- **App and web page records**:
····················

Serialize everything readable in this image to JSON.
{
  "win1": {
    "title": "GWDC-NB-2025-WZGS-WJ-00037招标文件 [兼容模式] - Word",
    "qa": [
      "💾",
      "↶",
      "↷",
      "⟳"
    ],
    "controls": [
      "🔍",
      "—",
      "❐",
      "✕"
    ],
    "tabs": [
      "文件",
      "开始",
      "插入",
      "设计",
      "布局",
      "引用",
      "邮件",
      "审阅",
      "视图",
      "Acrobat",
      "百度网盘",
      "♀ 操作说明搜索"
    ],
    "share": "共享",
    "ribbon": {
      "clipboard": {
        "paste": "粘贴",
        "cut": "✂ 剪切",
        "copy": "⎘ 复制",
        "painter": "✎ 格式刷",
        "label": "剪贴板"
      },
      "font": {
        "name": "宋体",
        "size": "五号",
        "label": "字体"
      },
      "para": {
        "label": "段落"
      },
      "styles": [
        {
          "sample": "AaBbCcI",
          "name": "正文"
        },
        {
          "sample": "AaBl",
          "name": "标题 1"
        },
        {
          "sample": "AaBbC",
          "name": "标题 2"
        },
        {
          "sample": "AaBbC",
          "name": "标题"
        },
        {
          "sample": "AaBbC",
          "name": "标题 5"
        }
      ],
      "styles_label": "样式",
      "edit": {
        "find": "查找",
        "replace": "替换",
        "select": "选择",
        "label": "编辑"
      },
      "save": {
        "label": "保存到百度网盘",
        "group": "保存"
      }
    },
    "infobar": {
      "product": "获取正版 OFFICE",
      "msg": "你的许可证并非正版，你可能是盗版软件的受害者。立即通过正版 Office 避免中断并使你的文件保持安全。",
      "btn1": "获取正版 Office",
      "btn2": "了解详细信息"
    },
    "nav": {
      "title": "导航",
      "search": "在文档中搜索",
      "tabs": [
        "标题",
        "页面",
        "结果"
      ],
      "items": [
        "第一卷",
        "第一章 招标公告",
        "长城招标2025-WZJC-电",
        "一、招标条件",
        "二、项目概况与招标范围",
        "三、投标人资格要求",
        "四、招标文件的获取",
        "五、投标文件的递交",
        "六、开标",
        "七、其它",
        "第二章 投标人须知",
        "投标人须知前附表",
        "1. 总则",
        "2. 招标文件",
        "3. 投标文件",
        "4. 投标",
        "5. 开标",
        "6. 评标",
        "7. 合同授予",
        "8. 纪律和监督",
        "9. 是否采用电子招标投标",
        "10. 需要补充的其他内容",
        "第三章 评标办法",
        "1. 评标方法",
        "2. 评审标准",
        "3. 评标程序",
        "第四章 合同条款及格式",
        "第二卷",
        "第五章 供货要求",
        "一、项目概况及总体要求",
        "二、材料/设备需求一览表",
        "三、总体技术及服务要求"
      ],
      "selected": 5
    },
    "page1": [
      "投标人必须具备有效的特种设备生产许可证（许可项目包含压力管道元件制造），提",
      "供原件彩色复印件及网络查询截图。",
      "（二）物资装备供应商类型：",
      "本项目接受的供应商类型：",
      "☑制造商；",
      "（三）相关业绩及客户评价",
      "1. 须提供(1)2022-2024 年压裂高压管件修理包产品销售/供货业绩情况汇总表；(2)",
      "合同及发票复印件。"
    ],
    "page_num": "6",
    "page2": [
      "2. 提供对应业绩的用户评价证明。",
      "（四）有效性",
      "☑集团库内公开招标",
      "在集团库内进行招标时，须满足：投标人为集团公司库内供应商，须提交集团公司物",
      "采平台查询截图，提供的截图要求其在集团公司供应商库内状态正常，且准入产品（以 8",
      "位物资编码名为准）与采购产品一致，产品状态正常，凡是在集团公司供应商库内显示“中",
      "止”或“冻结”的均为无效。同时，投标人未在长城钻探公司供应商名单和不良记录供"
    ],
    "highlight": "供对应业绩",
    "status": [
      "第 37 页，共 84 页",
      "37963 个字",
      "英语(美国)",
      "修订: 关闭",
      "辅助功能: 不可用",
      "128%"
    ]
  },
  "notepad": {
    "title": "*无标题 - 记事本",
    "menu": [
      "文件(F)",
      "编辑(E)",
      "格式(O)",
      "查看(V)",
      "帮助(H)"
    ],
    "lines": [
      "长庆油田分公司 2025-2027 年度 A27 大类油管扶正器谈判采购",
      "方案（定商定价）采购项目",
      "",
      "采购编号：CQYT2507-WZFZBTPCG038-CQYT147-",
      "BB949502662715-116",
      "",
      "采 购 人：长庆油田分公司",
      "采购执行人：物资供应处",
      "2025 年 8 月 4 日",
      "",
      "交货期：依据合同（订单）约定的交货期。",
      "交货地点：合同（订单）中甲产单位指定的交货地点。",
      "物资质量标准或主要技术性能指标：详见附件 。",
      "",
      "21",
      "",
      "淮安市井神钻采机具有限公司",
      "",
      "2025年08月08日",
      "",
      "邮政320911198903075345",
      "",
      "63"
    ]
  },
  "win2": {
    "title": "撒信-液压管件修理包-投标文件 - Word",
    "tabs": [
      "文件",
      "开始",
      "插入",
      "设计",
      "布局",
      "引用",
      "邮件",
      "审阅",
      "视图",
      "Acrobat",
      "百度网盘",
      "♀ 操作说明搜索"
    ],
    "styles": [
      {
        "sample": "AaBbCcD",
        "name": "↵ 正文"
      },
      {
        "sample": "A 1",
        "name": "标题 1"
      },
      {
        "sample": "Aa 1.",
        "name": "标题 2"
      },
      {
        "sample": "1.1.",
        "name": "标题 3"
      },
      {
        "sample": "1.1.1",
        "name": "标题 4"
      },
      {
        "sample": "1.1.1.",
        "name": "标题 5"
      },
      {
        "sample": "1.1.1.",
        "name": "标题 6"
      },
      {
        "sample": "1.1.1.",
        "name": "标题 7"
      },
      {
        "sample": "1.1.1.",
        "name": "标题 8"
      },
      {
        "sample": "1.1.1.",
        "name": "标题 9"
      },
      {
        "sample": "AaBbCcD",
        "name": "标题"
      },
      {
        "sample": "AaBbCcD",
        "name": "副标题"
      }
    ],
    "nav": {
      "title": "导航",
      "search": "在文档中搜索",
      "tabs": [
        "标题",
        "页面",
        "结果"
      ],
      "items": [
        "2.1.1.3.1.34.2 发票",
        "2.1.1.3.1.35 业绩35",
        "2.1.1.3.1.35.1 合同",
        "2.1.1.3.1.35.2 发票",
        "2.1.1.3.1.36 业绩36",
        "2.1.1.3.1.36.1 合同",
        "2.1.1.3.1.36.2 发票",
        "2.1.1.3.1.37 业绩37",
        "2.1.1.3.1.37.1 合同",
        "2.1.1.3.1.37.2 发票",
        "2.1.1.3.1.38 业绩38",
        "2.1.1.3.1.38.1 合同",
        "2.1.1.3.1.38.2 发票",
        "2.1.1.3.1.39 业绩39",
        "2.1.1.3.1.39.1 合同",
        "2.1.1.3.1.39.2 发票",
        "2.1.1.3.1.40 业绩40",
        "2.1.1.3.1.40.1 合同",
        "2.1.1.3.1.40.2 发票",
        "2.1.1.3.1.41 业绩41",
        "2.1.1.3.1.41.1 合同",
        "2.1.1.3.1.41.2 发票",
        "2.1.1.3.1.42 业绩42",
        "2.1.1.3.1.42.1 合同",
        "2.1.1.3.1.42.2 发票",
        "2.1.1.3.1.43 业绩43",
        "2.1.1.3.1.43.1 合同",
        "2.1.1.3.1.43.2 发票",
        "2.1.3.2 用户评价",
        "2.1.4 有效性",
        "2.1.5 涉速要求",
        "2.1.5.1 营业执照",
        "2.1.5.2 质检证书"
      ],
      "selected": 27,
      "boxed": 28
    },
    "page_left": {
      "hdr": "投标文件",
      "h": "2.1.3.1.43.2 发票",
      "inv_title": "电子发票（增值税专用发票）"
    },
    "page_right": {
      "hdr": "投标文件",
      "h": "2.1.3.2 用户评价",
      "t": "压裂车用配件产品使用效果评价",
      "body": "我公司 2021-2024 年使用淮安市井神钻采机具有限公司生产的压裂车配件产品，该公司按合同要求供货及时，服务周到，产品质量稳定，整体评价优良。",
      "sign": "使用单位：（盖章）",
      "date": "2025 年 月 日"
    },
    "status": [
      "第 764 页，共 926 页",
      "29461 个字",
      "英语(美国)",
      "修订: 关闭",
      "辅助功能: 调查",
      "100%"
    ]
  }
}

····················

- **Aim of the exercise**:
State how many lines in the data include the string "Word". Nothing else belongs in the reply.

- **Answer box**:
2